7. 168 Hours: You Have More Time Than You Think by Laura Vanderkam. This book has a lot of negative reviews on Amazon that claim it only applies to upper middle class (or above) career professionals with a lot of disposable income. Well, you could probably make that argument if you wanted to ignore all the helpful information and feel better about yourself, but the truth is there is plenty of advice that can be applied to anyone, even if you don't have the money for a full-time laundry service (one time-saving practice recommended in the book.) Everyone claims to not have enough time to do all they want to do or should do. "There aren't enough hours in the day!" is a fairly common lament from all adults everywhere. But this book highlights the lives of several different kinds of people who actually have fulfilling jobs and home lives while devoting time to hobbies, volunteering, and other pursuits. How do they do it? The author points out that we all have the same amount of time- 168 hours per week- and that by taking a long, hard (and honest) look at what we do with those 168 hours, we can find the time to do just about anything we want. Again, some of what she recommends isn't for everyone (allowing your house to be messy, for example, is not on my list of acceptable exceptions, since that would drive me insane) but there are definitely principles that we all can apply. If nothing else, this will convict you about your social media and TV time, for sure.

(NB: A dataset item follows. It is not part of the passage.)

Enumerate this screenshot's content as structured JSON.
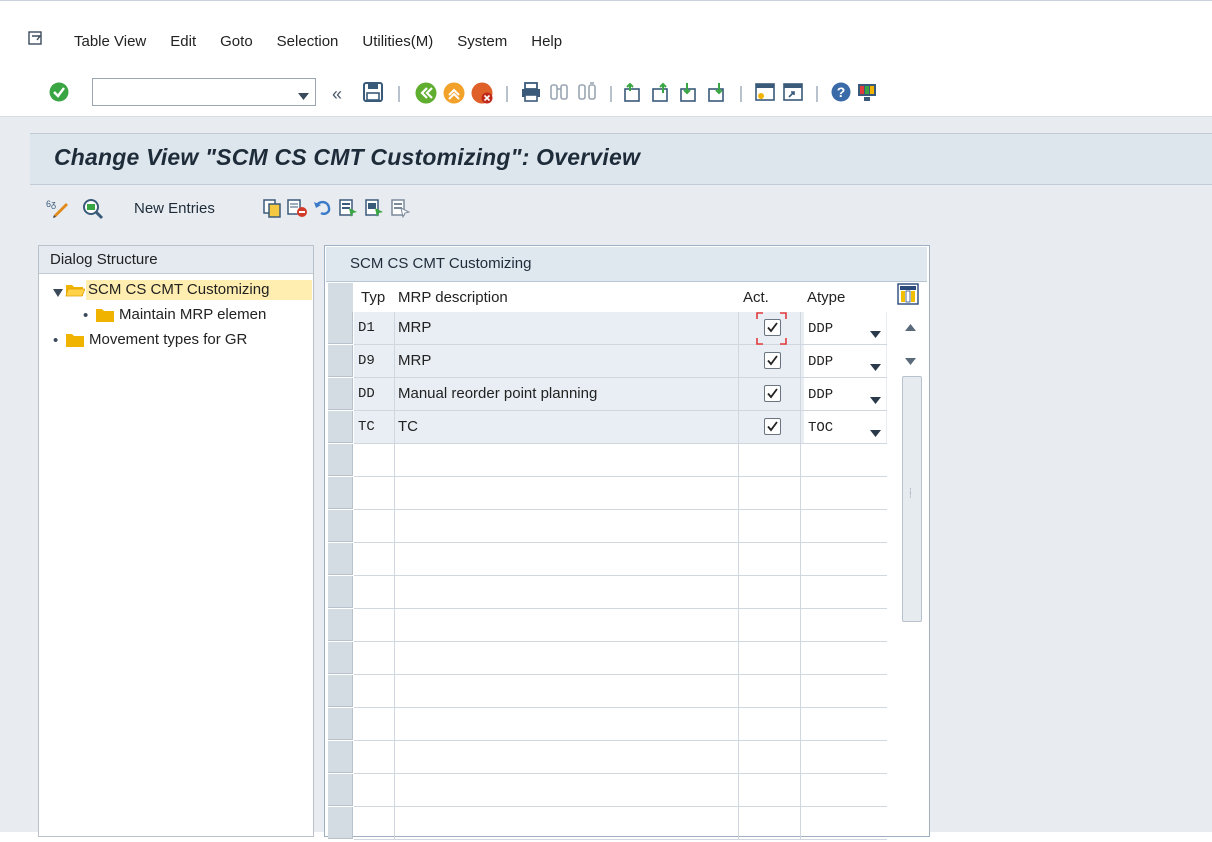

8. Wait Till Next Year by Doris Kearns Goodwin. This one might be my favorite of the whole bunch. Not only do I love anything set in the 40s or 50s, but I love baseball, and this book has both. It's a memoir of the author's childhood spent on Long Island as an avid Brooklyn Dodgers fan, an obsession shared by her dad and one that gave them a bond that lasted her whole life. He taught her the game, how to keep score, and the dedication of a truly loyal fan. Since the Dodgers barely missed out on the World Series multiple times during her childhood, she became well-acquainted with the comforting refrain, "Wait till next year." Aside from all the baseball talk, it's a fun look back at an innocent time of tight-knit neighborhoods and communities and just an all-around fun era to live in New York (the three-way rivalry between the Yankees, Dodgers, and Giants was practically a living thing.) The author's life wasn't all happy times- her mother died when she was just 15, and she had to navigate through the uncertainty of the Cold War and adolescence, which some would argue are equally terrifying. But overall it's a very sweet book that reminded me a lot of Beverly Cleary's works, both her memoirs and fiction. And the mark of a truly good author, to me, is if I want to reader of their books. I requested everything our library had by Miss Goodwin so she's a winner. =)
There you go! I anticipate my fourth quarter reading to drop off a little more as we get adjusted to life with a new little person but we'll see how it goes! Maybe I'll include Alice's books to boost my numbers a little. =) As always, let me know if/when you check any of these out so we can have a virtual book club! Happy reading!